● James Molnar, who was director of tax accounting in 2010 with a salary of $71,391 and became director of special assessments, tax accounting project manager, in 2011 with a salary of $74,955.
● Shimeako Cole, who was a staff accountant getting $40,000 in early 2010, became “disbursements/finance manager,” at a salary of $58,000 in July, 2011, and director of disbursements and finance in late 2012, with a salary of $62,650.
● Peter Rancatore, Jr., who was chief deputy auditor in June, 2008, at a salary of $73,950. His title didn’t change but his pay did, going up to $85,155 by the end of 2012.
● Emmanuel Yakumithis, who was paid $71,392 as director of education and outreach in 2008. He resigned in February, 2011, and returned in November, 2011, with a new title, assistant chief of staff, at a salary of $85,000.
● Cynthia Savage, who went from director of education and outreach in 2010 at $42,500, to executive assistant in 2011, at a salary of $59,949. Records show she was promoted to “board of revision hearing officer” in May, 2012, at a salary of $65,000, but is now listed as executive assistant, at the same salary.
● Sam Olaniran, who was chief accountant in February, 2009, at a salary of $65,000, and in June, 2011, got a $10,000 pay raise. He got another big pay raise in 2012, along with a promotion as director of accounting and internal control at a salary of $80,246.
● Angela Carlozzi, stepdaughter of Dennis Duffey, a former Lucas County Democratic interim chairman and secretary-treasurer of the Ohio State Building & Construction Trades Council. His organization was one of the first to encourage Ms. Lopez to run for mayor. She rose from a $29,120-per-year executive assistant job to manager of education and outreach, being paid $40,000 in 2011, and to director of education and outreach and assistant dog-license director at a salary of $45,000.
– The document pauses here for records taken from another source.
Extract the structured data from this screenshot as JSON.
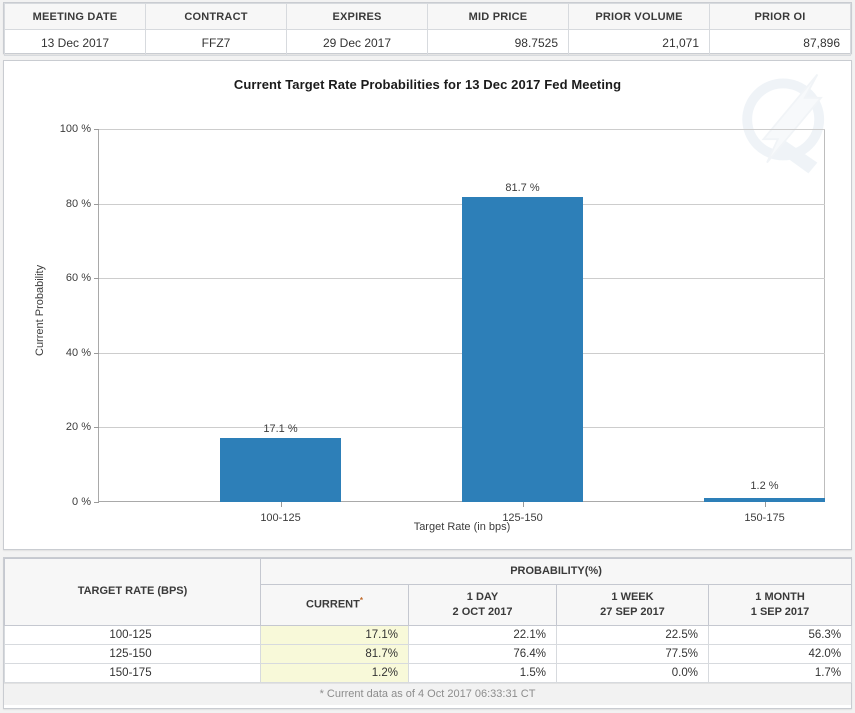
{
  "summary": {
    "headers": [
      "MEETING DATE",
      "CONTRACT",
      "EXPIRES",
      "MID PRICE",
      "PRIOR VOLUME",
      "PRIOR OI"
    ],
    "row": [
      "13 Dec 2017",
      "FFZ7",
      "29 Dec 2017",
      "98.7525",
      "21,071",
      "87,896"
    ]
  },
  "chart_data": {
    "type": "bar",
    "title": "Current Target Rate Probabilities for 13 Dec 2017 Fed Meeting",
    "xlabel": "Target Rate (in bps)",
    "ylabel": "Current Probability",
    "categories": [
      "100-125",
      "125-150",
      "150-175"
    ],
    "values": [
      17.1,
      81.7,
      1.2
    ],
    "value_labels": [
      "17.1 %",
      "81.7 %",
      "1.2 %"
    ],
    "ylim": [
      0,
      100
    ],
    "yticks": [
      0,
      20,
      40,
      60,
      80,
      100
    ],
    "ytick_labels": [
      "0 %",
      "20 %",
      "40 %",
      "60 %",
      "80 %",
      "100 %"
    ],
    "grid": true,
    "legend": "none",
    "bar_color": "#2d7fb8",
    "watermark": "quikstrike-logo-watermark"
  },
  "prob_table": {
    "group_header": "PROBABILITY(%)",
    "col_rate": "TARGET RATE (BPS)",
    "columns": [
      {
        "label": "CURRENT",
        "sublabel": "",
        "asterisk": "*"
      },
      {
        "label": "1 DAY",
        "sublabel": "2 OCT 2017",
        "asterisk": ""
      },
      {
        "label": "1 WEEK",
        "sublabel": "27 SEP 2017",
        "asterisk": ""
      },
      {
        "label": "1 MONTH",
        "sublabel": "1 SEP 2017",
        "asterisk": ""
      }
    ],
    "rows": [
      {
        "rate": "100-125",
        "current": "17.1%",
        "day1": "22.1%",
        "week1": "22.5%",
        "month1": "56.3%"
      },
      {
        "rate": "125-150",
        "current": "81.7%",
        "day1": "76.4%",
        "week1": "77.5%",
        "month1": "42.0%"
      },
      {
        "rate": "150-175",
        "current": "1.2%",
        "day1": "1.5%",
        "week1": "0.0%",
        "month1": "1.7%"
      }
    ],
    "footnote": "* Current data as of 4 Oct 2017 06:33:31 CT"
  },
  "colors": {
    "bar": "#2d7fb8",
    "current_highlight": "#f8f9d9",
    "header_bg": "#f7f7f7"
  }
}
Also known to show up at Ms. Lopez’s events is Mr. Mattimoe, general counsel and director of the board of revision, who is paid $87,561. His pay went up by $861.
One of Ms. Lopez’s newer employees came to her after a successful job coordinating the campaign in northwest Ohio to defeat Issue 2/Senate Bill 5, a law that, had Ohio voters ratified it, would have severely weakened public-employee unions’ bargaining power.
William Benner was hired in May, 2012, as an executive assistant at a cost to taxpayers of $49,500, and went on leave in May of this year to manage Ms. Lopez’s campaign.
Blade Staff Writer Arielle Stambler contributed to this report.
Contact Tom Troy at: firstname.lastname@example.org or 419-724-6058.